[Saved entries]
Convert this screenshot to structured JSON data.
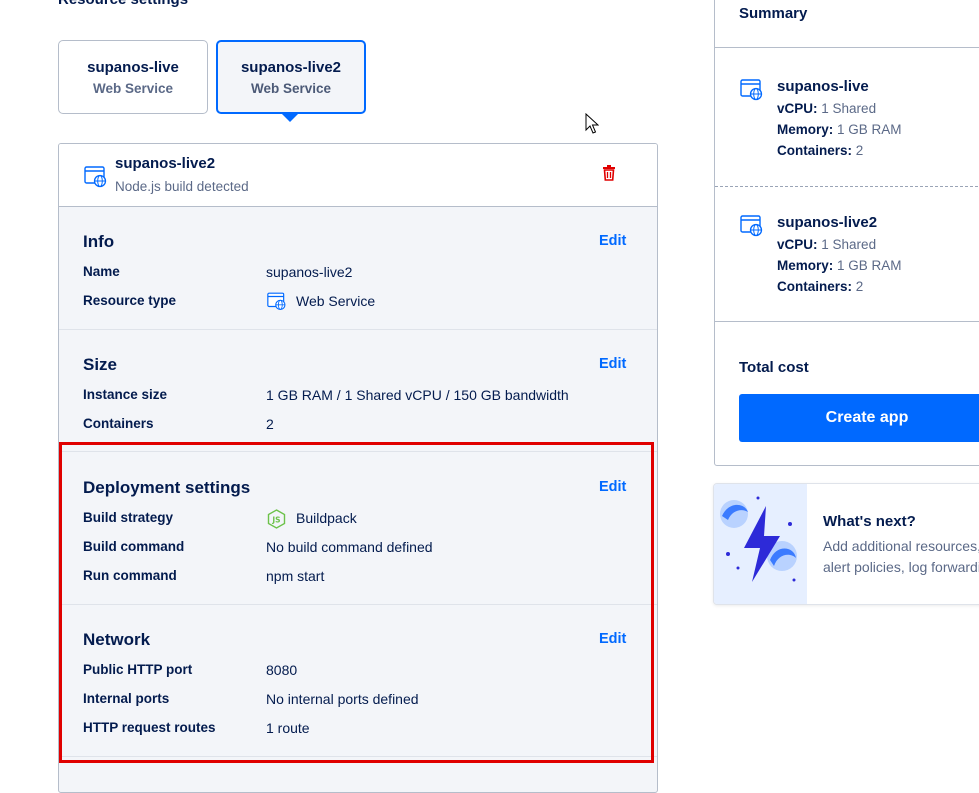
{
  "page": {
    "heading": "Resource settings"
  },
  "resource_tabs": [
    {
      "name": "supanos-live",
      "type": "Web Service"
    },
    {
      "name": "supanos-live2",
      "type": "Web Service"
    }
  ],
  "component": {
    "name": "supanos-live2",
    "detected": "Node.js build detected",
    "info": {
      "title": "Info",
      "edit": "Edit",
      "name_label": "Name",
      "name_value": "supanos-live2",
      "type_label": "Resource type",
      "type_value": "Web Service"
    },
    "size": {
      "title": "Size",
      "edit": "Edit",
      "instance_label": "Instance size",
      "instance_value": "1 GB RAM / 1 Shared vCPU / 150 GB bandwidth",
      "containers_label": "Containers",
      "containers_value": "2"
    },
    "deployment": {
      "title": "Deployment settings",
      "edit": "Edit",
      "strategy_label": "Build strategy",
      "strategy_value": "Buildpack",
      "build_label": "Build command",
      "build_value": "No build command defined",
      "run_label": "Run command",
      "run_value": "npm start"
    },
    "network": {
      "title": "Network",
      "edit": "Edit",
      "port_label": "Public HTTP port",
      "port_value": "8080",
      "internal_label": "Internal ports",
      "internal_value": "No internal ports defined",
      "routes_label": "HTTP request routes",
      "routes_value": "1 route"
    }
  },
  "summary": {
    "title": "Summary",
    "items": [
      {
        "name": "supanos-live",
        "vcpu_label": "vCPU:",
        "vcpu": "1 Shared",
        "memory_label": "Memory:",
        "memory": "1 GB RAM",
        "containers_label": "Containers:",
        "containers": "2"
      },
      {
        "name": "supanos-live2",
        "vcpu_label": "vCPU:",
        "vcpu": "1 Shared",
        "memory_label": "Memory:",
        "memory": "1 GB RAM",
        "containers_label": "Containers:",
        "containers": "2"
      }
    ],
    "total_label": "Total cost",
    "create_button": "Create app"
  },
  "whats_next": {
    "title": "What's next?",
    "line1": "Add additional resources,",
    "line2": "alert policies, log forwardi"
  },
  "colors": {
    "accent": "#0069ff",
    "text": "#031b4e",
    "muted": "#5b6987",
    "danger": "#e00000",
    "node_green": "#6cc24a"
  },
  "icons": {
    "service": "web-service-icon",
    "trash": "trash-icon",
    "node": "nodejs-icon"
  }
}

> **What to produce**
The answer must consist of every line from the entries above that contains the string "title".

> **Answer section**
      "title": "Info",
      "title": "Size",
      "title": "Deployment settings",
      "title": "Network",
    "title": "Summary",
    "title": "What's next?",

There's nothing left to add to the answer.